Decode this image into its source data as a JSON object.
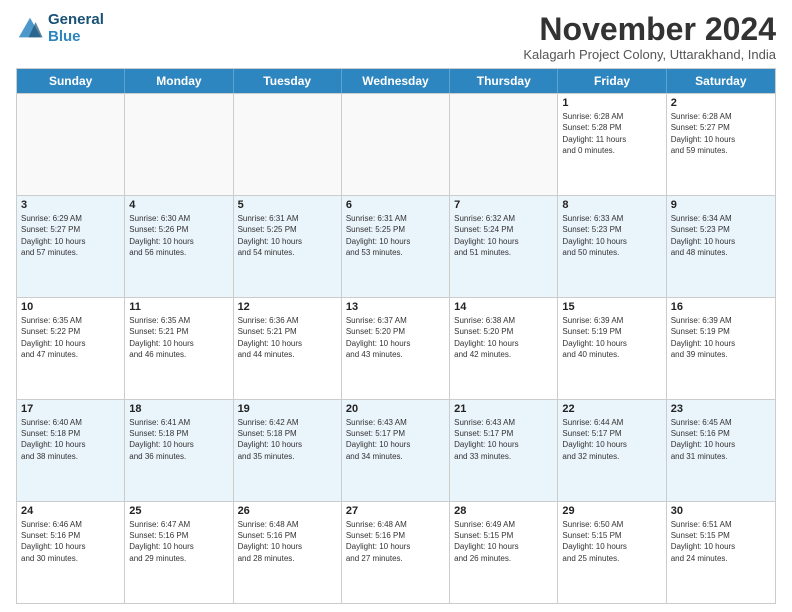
{
  "header": {
    "logo_line1": "General",
    "logo_line2": "Blue",
    "month_title": "November 2024",
    "subtitle": "Kalagarh Project Colony, Uttarakhand, India"
  },
  "weekdays": [
    "Sunday",
    "Monday",
    "Tuesday",
    "Wednesday",
    "Thursday",
    "Friday",
    "Saturday"
  ],
  "rows": [
    {
      "alt": false,
      "cells": [
        {
          "day": "",
          "info": "",
          "empty": true
        },
        {
          "day": "",
          "info": "",
          "empty": true
        },
        {
          "day": "",
          "info": "",
          "empty": true
        },
        {
          "day": "",
          "info": "",
          "empty": true
        },
        {
          "day": "",
          "info": "",
          "empty": true
        },
        {
          "day": "1",
          "info": "Sunrise: 6:28 AM\nSunset: 5:28 PM\nDaylight: 11 hours\nand 0 minutes.",
          "empty": false
        },
        {
          "day": "2",
          "info": "Sunrise: 6:28 AM\nSunset: 5:27 PM\nDaylight: 10 hours\nand 59 minutes.",
          "empty": false
        }
      ]
    },
    {
      "alt": true,
      "cells": [
        {
          "day": "3",
          "info": "Sunrise: 6:29 AM\nSunset: 5:27 PM\nDaylight: 10 hours\nand 57 minutes.",
          "empty": false
        },
        {
          "day": "4",
          "info": "Sunrise: 6:30 AM\nSunset: 5:26 PM\nDaylight: 10 hours\nand 56 minutes.",
          "empty": false
        },
        {
          "day": "5",
          "info": "Sunrise: 6:31 AM\nSunset: 5:25 PM\nDaylight: 10 hours\nand 54 minutes.",
          "empty": false
        },
        {
          "day": "6",
          "info": "Sunrise: 6:31 AM\nSunset: 5:25 PM\nDaylight: 10 hours\nand 53 minutes.",
          "empty": false
        },
        {
          "day": "7",
          "info": "Sunrise: 6:32 AM\nSunset: 5:24 PM\nDaylight: 10 hours\nand 51 minutes.",
          "empty": false
        },
        {
          "day": "8",
          "info": "Sunrise: 6:33 AM\nSunset: 5:23 PM\nDaylight: 10 hours\nand 50 minutes.",
          "empty": false
        },
        {
          "day": "9",
          "info": "Sunrise: 6:34 AM\nSunset: 5:23 PM\nDaylight: 10 hours\nand 48 minutes.",
          "empty": false
        }
      ]
    },
    {
      "alt": false,
      "cells": [
        {
          "day": "10",
          "info": "Sunrise: 6:35 AM\nSunset: 5:22 PM\nDaylight: 10 hours\nand 47 minutes.",
          "empty": false
        },
        {
          "day": "11",
          "info": "Sunrise: 6:35 AM\nSunset: 5:21 PM\nDaylight: 10 hours\nand 46 minutes.",
          "empty": false
        },
        {
          "day": "12",
          "info": "Sunrise: 6:36 AM\nSunset: 5:21 PM\nDaylight: 10 hours\nand 44 minutes.",
          "empty": false
        },
        {
          "day": "13",
          "info": "Sunrise: 6:37 AM\nSunset: 5:20 PM\nDaylight: 10 hours\nand 43 minutes.",
          "empty": false
        },
        {
          "day": "14",
          "info": "Sunrise: 6:38 AM\nSunset: 5:20 PM\nDaylight: 10 hours\nand 42 minutes.",
          "empty": false
        },
        {
          "day": "15",
          "info": "Sunrise: 6:39 AM\nSunset: 5:19 PM\nDaylight: 10 hours\nand 40 minutes.",
          "empty": false
        },
        {
          "day": "16",
          "info": "Sunrise: 6:39 AM\nSunset: 5:19 PM\nDaylight: 10 hours\nand 39 minutes.",
          "empty": false
        }
      ]
    },
    {
      "alt": true,
      "cells": [
        {
          "day": "17",
          "info": "Sunrise: 6:40 AM\nSunset: 5:18 PM\nDaylight: 10 hours\nand 38 minutes.",
          "empty": false
        },
        {
          "day": "18",
          "info": "Sunrise: 6:41 AM\nSunset: 5:18 PM\nDaylight: 10 hours\nand 36 minutes.",
          "empty": false
        },
        {
          "day": "19",
          "info": "Sunrise: 6:42 AM\nSunset: 5:18 PM\nDaylight: 10 hours\nand 35 minutes.",
          "empty": false
        },
        {
          "day": "20",
          "info": "Sunrise: 6:43 AM\nSunset: 5:17 PM\nDaylight: 10 hours\nand 34 minutes.",
          "empty": false
        },
        {
          "day": "21",
          "info": "Sunrise: 6:43 AM\nSunset: 5:17 PM\nDaylight: 10 hours\nand 33 minutes.",
          "empty": false
        },
        {
          "day": "22",
          "info": "Sunrise: 6:44 AM\nSunset: 5:17 PM\nDaylight: 10 hours\nand 32 minutes.",
          "empty": false
        },
        {
          "day": "23",
          "info": "Sunrise: 6:45 AM\nSunset: 5:16 PM\nDaylight: 10 hours\nand 31 minutes.",
          "empty": false
        }
      ]
    },
    {
      "alt": false,
      "cells": [
        {
          "day": "24",
          "info": "Sunrise: 6:46 AM\nSunset: 5:16 PM\nDaylight: 10 hours\nand 30 minutes.",
          "empty": false
        },
        {
          "day": "25",
          "info": "Sunrise: 6:47 AM\nSunset: 5:16 PM\nDaylight: 10 hours\nand 29 minutes.",
          "empty": false
        },
        {
          "day": "26",
          "info": "Sunrise: 6:48 AM\nSunset: 5:16 PM\nDaylight: 10 hours\nand 28 minutes.",
          "empty": false
        },
        {
          "day": "27",
          "info": "Sunrise: 6:48 AM\nSunset: 5:16 PM\nDaylight: 10 hours\nand 27 minutes.",
          "empty": false
        },
        {
          "day": "28",
          "info": "Sunrise: 6:49 AM\nSunset: 5:15 PM\nDaylight: 10 hours\nand 26 minutes.",
          "empty": false
        },
        {
          "day": "29",
          "info": "Sunrise: 6:50 AM\nSunset: 5:15 PM\nDaylight: 10 hours\nand 25 minutes.",
          "empty": false
        },
        {
          "day": "30",
          "info": "Sunrise: 6:51 AM\nSunset: 5:15 PM\nDaylight: 10 hours\nand 24 minutes.",
          "empty": false
        }
      ]
    }
  ]
}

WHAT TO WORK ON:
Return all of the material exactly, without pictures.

FINISHED TASK:
Decode this image into its source data as a JSON object.
{
  "header": {
    "logo_line1": "General",
    "logo_line2": "Blue",
    "month_title": "November 2024",
    "subtitle": "Kalagarh Project Colony, Uttarakhand, India"
  },
  "weekdays": [
    "Sunday",
    "Monday",
    "Tuesday",
    "Wednesday",
    "Thursday",
    "Friday",
    "Saturday"
  ],
  "rows": [
    {
      "alt": false,
      "cells": [
        {
          "day": "",
          "info": "",
          "empty": true
        },
        {
          "day": "",
          "info": "",
          "empty": true
        },
        {
          "day": "",
          "info": "",
          "empty": true
        },
        {
          "day": "",
          "info": "",
          "empty": true
        },
        {
          "day": "",
          "info": "",
          "empty": true
        },
        {
          "day": "1",
          "info": "Sunrise: 6:28 AM\nSunset: 5:28 PM\nDaylight: 11 hours\nand 0 minutes.",
          "empty": false
        },
        {
          "day": "2",
          "info": "Sunrise: 6:28 AM\nSunset: 5:27 PM\nDaylight: 10 hours\nand 59 minutes.",
          "empty": false
        }
      ]
    },
    {
      "alt": true,
      "cells": [
        {
          "day": "3",
          "info": "Sunrise: 6:29 AM\nSunset: 5:27 PM\nDaylight: 10 hours\nand 57 minutes.",
          "empty": false
        },
        {
          "day": "4",
          "info": "Sunrise: 6:30 AM\nSunset: 5:26 PM\nDaylight: 10 hours\nand 56 minutes.",
          "empty": false
        },
        {
          "day": "5",
          "info": "Sunrise: 6:31 AM\nSunset: 5:25 PM\nDaylight: 10 hours\nand 54 minutes.",
          "empty": false
        },
        {
          "day": "6",
          "info": "Sunrise: 6:31 AM\nSunset: 5:25 PM\nDaylight: 10 hours\nand 53 minutes.",
          "empty": false
        },
        {
          "day": "7",
          "info": "Sunrise: 6:32 AM\nSunset: 5:24 PM\nDaylight: 10 hours\nand 51 minutes.",
          "empty": false
        },
        {
          "day": "8",
          "info": "Sunrise: 6:33 AM\nSunset: 5:23 PM\nDaylight: 10 hours\nand 50 minutes.",
          "empty": false
        },
        {
          "day": "9",
          "info": "Sunrise: 6:34 AM\nSunset: 5:23 PM\nDaylight: 10 hours\nand 48 minutes.",
          "empty": false
        }
      ]
    },
    {
      "alt": false,
      "cells": [
        {
          "day": "10",
          "info": "Sunrise: 6:35 AM\nSunset: 5:22 PM\nDaylight: 10 hours\nand 47 minutes.",
          "empty": false
        },
        {
          "day": "11",
          "info": "Sunrise: 6:35 AM\nSunset: 5:21 PM\nDaylight: 10 hours\nand 46 minutes.",
          "empty": false
        },
        {
          "day": "12",
          "info": "Sunrise: 6:36 AM\nSunset: 5:21 PM\nDaylight: 10 hours\nand 44 minutes.",
          "empty": false
        },
        {
          "day": "13",
          "info": "Sunrise: 6:37 AM\nSunset: 5:20 PM\nDaylight: 10 hours\nand 43 minutes.",
          "empty": false
        },
        {
          "day": "14",
          "info": "Sunrise: 6:38 AM\nSunset: 5:20 PM\nDaylight: 10 hours\nand 42 minutes.",
          "empty": false
        },
        {
          "day": "15",
          "info": "Sunrise: 6:39 AM\nSunset: 5:19 PM\nDaylight: 10 hours\nand 40 minutes.",
          "empty": false
        },
        {
          "day": "16",
          "info": "Sunrise: 6:39 AM\nSunset: 5:19 PM\nDaylight: 10 hours\nand 39 minutes.",
          "empty": false
        }
      ]
    },
    {
      "alt": true,
      "cells": [
        {
          "day": "17",
          "info": "Sunrise: 6:40 AM\nSunset: 5:18 PM\nDaylight: 10 hours\nand 38 minutes.",
          "empty": false
        },
        {
          "day": "18",
          "info": "Sunrise: 6:41 AM\nSunset: 5:18 PM\nDaylight: 10 hours\nand 36 minutes.",
          "empty": false
        },
        {
          "day": "19",
          "info": "Sunrise: 6:42 AM\nSunset: 5:18 PM\nDaylight: 10 hours\nand 35 minutes.",
          "empty": false
        },
        {
          "day": "20",
          "info": "Sunrise: 6:43 AM\nSunset: 5:17 PM\nDaylight: 10 hours\nand 34 minutes.",
          "empty": false
        },
        {
          "day": "21",
          "info": "Sunrise: 6:43 AM\nSunset: 5:17 PM\nDaylight: 10 hours\nand 33 minutes.",
          "empty": false
        },
        {
          "day": "22",
          "info": "Sunrise: 6:44 AM\nSunset: 5:17 PM\nDaylight: 10 hours\nand 32 minutes.",
          "empty": false
        },
        {
          "day": "23",
          "info": "Sunrise: 6:45 AM\nSunset: 5:16 PM\nDaylight: 10 hours\nand 31 minutes.",
          "empty": false
        }
      ]
    },
    {
      "alt": false,
      "cells": [
        {
          "day": "24",
          "info": "Sunrise: 6:46 AM\nSunset: 5:16 PM\nDaylight: 10 hours\nand 30 minutes.",
          "empty": false
        },
        {
          "day": "25",
          "info": "Sunrise: 6:47 AM\nSunset: 5:16 PM\nDaylight: 10 hours\nand 29 minutes.",
          "empty": false
        },
        {
          "day": "26",
          "info": "Sunrise: 6:48 AM\nSunset: 5:16 PM\nDaylight: 10 hours\nand 28 minutes.",
          "empty": false
        },
        {
          "day": "27",
          "info": "Sunrise: 6:48 AM\nSunset: 5:16 PM\nDaylight: 10 hours\nand 27 minutes.",
          "empty": false
        },
        {
          "day": "28",
          "info": "Sunrise: 6:49 AM\nSunset: 5:15 PM\nDaylight: 10 hours\nand 26 minutes.",
          "empty": false
        },
        {
          "day": "29",
          "info": "Sunrise: 6:50 AM\nSunset: 5:15 PM\nDaylight: 10 hours\nand 25 minutes.",
          "empty": false
        },
        {
          "day": "30",
          "info": "Sunrise: 6:51 AM\nSunset: 5:15 PM\nDaylight: 10 hours\nand 24 minutes.",
          "empty": false
        }
      ]
    }
  ]
}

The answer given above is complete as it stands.